WHAT THIS TASK INVOLVES -> Restate all of the entries exactly, each line as it stands.

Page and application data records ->
------------------------------------------------------------------------
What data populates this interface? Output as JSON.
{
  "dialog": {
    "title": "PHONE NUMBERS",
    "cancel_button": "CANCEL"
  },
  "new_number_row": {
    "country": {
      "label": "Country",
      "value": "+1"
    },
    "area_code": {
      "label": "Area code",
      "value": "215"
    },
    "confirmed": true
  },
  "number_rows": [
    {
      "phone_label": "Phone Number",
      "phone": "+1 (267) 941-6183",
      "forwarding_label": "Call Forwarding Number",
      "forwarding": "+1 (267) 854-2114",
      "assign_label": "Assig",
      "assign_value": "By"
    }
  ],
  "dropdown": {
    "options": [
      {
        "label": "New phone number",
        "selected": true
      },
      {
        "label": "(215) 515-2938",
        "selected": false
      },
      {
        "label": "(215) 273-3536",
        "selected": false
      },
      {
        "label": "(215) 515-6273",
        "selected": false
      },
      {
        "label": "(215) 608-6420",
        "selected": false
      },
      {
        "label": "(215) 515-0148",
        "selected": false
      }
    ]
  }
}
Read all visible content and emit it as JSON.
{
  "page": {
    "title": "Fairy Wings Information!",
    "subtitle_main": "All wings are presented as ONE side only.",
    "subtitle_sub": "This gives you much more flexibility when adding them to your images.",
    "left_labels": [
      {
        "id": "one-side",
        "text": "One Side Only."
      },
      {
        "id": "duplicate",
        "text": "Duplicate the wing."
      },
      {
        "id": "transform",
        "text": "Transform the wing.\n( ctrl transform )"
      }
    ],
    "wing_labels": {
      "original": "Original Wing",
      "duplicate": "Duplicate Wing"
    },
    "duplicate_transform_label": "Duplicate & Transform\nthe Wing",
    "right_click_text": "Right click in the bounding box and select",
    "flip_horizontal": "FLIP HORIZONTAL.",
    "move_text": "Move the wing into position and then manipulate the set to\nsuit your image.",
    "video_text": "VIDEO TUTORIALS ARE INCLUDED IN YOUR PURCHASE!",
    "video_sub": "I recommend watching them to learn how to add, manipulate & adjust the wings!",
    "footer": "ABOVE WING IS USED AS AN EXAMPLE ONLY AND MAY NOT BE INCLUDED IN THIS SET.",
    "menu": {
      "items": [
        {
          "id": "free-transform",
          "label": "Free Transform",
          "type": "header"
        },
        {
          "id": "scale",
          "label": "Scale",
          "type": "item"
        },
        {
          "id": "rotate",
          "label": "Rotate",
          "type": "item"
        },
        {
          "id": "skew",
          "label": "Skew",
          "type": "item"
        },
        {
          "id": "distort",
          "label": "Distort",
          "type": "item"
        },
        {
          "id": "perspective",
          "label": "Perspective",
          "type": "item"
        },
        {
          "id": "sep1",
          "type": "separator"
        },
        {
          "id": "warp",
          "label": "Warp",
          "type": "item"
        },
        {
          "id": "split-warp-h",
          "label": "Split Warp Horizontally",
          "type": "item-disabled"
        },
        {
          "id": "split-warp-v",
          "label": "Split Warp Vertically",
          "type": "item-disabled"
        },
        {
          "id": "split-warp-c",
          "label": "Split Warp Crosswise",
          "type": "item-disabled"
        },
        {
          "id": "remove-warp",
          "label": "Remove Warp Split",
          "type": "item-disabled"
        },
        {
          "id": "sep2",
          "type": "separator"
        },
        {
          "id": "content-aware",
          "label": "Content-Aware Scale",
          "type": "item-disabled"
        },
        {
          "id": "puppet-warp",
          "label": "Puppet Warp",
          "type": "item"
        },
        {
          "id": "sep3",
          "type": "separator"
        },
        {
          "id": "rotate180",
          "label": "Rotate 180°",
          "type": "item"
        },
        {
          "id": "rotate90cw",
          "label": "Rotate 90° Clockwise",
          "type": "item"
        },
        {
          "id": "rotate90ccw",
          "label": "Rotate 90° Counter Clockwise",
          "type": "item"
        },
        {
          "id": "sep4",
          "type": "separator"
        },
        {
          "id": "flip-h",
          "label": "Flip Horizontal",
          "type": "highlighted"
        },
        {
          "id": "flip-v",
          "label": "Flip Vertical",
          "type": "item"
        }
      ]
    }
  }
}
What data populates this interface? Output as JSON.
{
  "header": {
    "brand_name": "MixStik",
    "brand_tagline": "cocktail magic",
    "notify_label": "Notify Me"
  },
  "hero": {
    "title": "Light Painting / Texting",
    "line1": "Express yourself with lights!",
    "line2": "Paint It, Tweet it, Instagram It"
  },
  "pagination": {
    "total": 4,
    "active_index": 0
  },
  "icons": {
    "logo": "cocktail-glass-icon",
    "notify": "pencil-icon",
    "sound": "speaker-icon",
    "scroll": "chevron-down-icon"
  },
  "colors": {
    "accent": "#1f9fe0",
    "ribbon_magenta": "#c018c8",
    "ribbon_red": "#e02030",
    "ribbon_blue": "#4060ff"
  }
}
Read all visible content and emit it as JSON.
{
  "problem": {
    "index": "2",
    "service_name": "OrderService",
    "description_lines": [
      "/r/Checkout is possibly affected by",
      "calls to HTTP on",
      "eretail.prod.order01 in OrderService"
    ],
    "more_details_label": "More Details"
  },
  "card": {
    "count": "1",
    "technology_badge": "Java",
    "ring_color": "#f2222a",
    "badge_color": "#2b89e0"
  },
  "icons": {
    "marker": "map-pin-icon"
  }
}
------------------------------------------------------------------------
SOLVED PROBLEM ->
What data populates this interface? Output as JSON.
{
  "dialog": {
    "title": "PHONE NUMBERS",
    "cancel_button": "CANCEL"
  },
  "new_number_row": {
    "country": {
      "label": "Country",
      "value": "+1"
    },
    "area_code": {
      "label": "Area code",
      "value": "215"
    },
    "confirmed": true
  },
  "number_rows": [
    {
      "phone_label": "Phone Number",
      "phone": "+1 (267) 941-6183",
      "forwarding_label": "Call Forwarding Number",
      "forwarding": "+1 (267) 854-2114",
      "assign_label": "Assig",
      "assign_value": "By"
    }
  ],
  "dropdown": {
    "options": [
      {
        "label": "New phone number",
        "selected": true
      },
      {
        "label": "(215) 515-2938",
        "selected": false
      },
      {
        "label": "(215) 273-3536",
        "selected": false
      },
      {
        "label": "(215) 515-6273",
        "selected": false
      },
      {
        "label": "(215) 608-6420",
        "selected": false
      },
      {
        "label": "(215) 515-0148",
        "selected": false
      }
    ]
  }
}
Read all visible content and emit it as JSON.
{
  "page": {
    "title": "Fairy Wings Information!",
    "subtitle_main": "All wings are presented as ONE side only.",
    "subtitle_sub": "This gives you much more flexibility when adding them to your images.",
    "left_labels": [
      {
        "id": "one-side",
        "text": "One Side Only."
      },
      {
        "id": "duplicate",
        "text": "Duplicate the wing."
      },
      {
        "id": "transform",
        "text": "Transform the wing.\n( ctrl transform )"
      }
    ],
    "wing_labels": {
      "original": "Original Wing",
      "duplicate": "Duplicate Wing"
    },
    "duplicate_transform_label": "Duplicate & Transform\nthe Wing",
    "right_click_text": "Right click in the bounding box and select",
    "flip_horizontal": "FLIP HORIZONTAL.",
    "move_text": "Move the wing into position and then manipulate the set to\nsuit your image.",
    "video_text": "VIDEO TUTORIALS ARE INCLUDED IN YOUR PURCHASE!",
    "video_sub": "I recommend watching them to learn how to add, manipulate & adjust the wings!",
    "footer": "ABOVE WING IS USED AS AN EXAMPLE ONLY AND MAY NOT BE INCLUDED IN THIS SET.",
    "menu": {
      "items": [
        {
          "id": "free-transform",
          "label": "Free Transform",
          "type": "header"
        },
        {
          "id": "scale",
          "label": "Scale",
          "type": "item"
        },
        {
          "id": "rotate",
          "label": "Rotate",
          "type": "item"
        },
        {
          "id": "skew",
          "label": "Skew",
          "type": "item"
        },
        {
          "id": "distort",
          "label": "Distort",
          "type": "item"
        },
        {
          "id": "perspective",
          "label": "Perspective",
          "type": "item"
        },
        {
          "id": "sep1",
          "type": "separator"
        },
        {
          "id": "warp",
          "label": "Warp",
          "type": "item"
        },
        {
          "id": "split-warp-h",
          "label": "Split Warp Horizontally",
          "type": "item-disabled"
        },
        {
          "id": "split-warp-v",
          "label": "Split Warp Vertically",
          "type": "item-disabled"
        },
        {
          "id": "split-warp-c",
          "label": "Split Warp Crosswise",
          "type": "item-disabled"
        },
        {
          "id": "remove-warp",
          "label": "Remove Warp Split",
          "type": "item-disabled"
        },
        {
          "id": "sep2",
          "type": "separator"
        },
        {
          "id": "content-aware",
          "label": "Content-Aware Scale",
          "type": "item-disabled"
        },
        {
          "id": "puppet-warp",
          "label": "Puppet Warp",
          "type": "item"
        },
        {
          "id": "sep3",
          "type": "separator"
        },
        {
          "id": "rotate180",
          "label": "Rotate 180°",
          "type": "item"
        },
        {
          "id": "rotate90cw",
          "label": "Rotate 90° Clockwise",
          "type": "item"
        },
        {
          "id": "rotate90ccw",
          "label": "Rotate 90° Counter Clockwise",
          "type": "item"
        },
        {
          "id": "sep4",
          "type": "separator"
        },
        {
          "id": "flip-h",
          "label": "Flip Horizontal",
          "type": "highlighted"
        },
        {
          "id": "flip-v",
          "label": "Flip Vertical",
          "type": "item"
        }
      ]
    }
  }
}
What data populates this interface? Output as JSON.
{
  "header": {
    "brand_name": "MixStik",
    "brand_tagline": "cocktail magic",
    "notify_label": "Notify Me"
  },
  "hero": {
    "title": "Light Painting / Texting",
    "line1": "Express yourself with lights!",
    "line2": "Paint It, Tweet it, Instagram It"
  },
  "pagination": {
    "total": 4,
    "active_index": 0
  },
  "icons": {
    "logo": "cocktail-glass-icon",
    "notify": "pencil-icon",
    "sound": "speaker-icon",
    "scroll": "chevron-down-icon"
  },
  "colors": {
    "accent": "#1f9fe0",
    "ribbon_magenta": "#c018c8",
    "ribbon_red": "#e02030",
    "ribbon_blue": "#4060ff"
  }
}
Read all visible content and emit it as JSON.
{
  "problem": {
    "index": "2",
    "service_name": "OrderService",
    "description_lines": [
      "/r/Checkout is possibly affected by",
      "calls to HTTP on",
      "eretail.prod.order01 in OrderService"
    ],
    "more_details_label": "More Details"
  },
  "card": {
    "count": "1",
    "technology_badge": "Java",
    "ring_color": "#f2222a",
    "badge_color": "#2b89e0"
  },
  "icons": {
    "marker": "map-pin-icon"
  }
}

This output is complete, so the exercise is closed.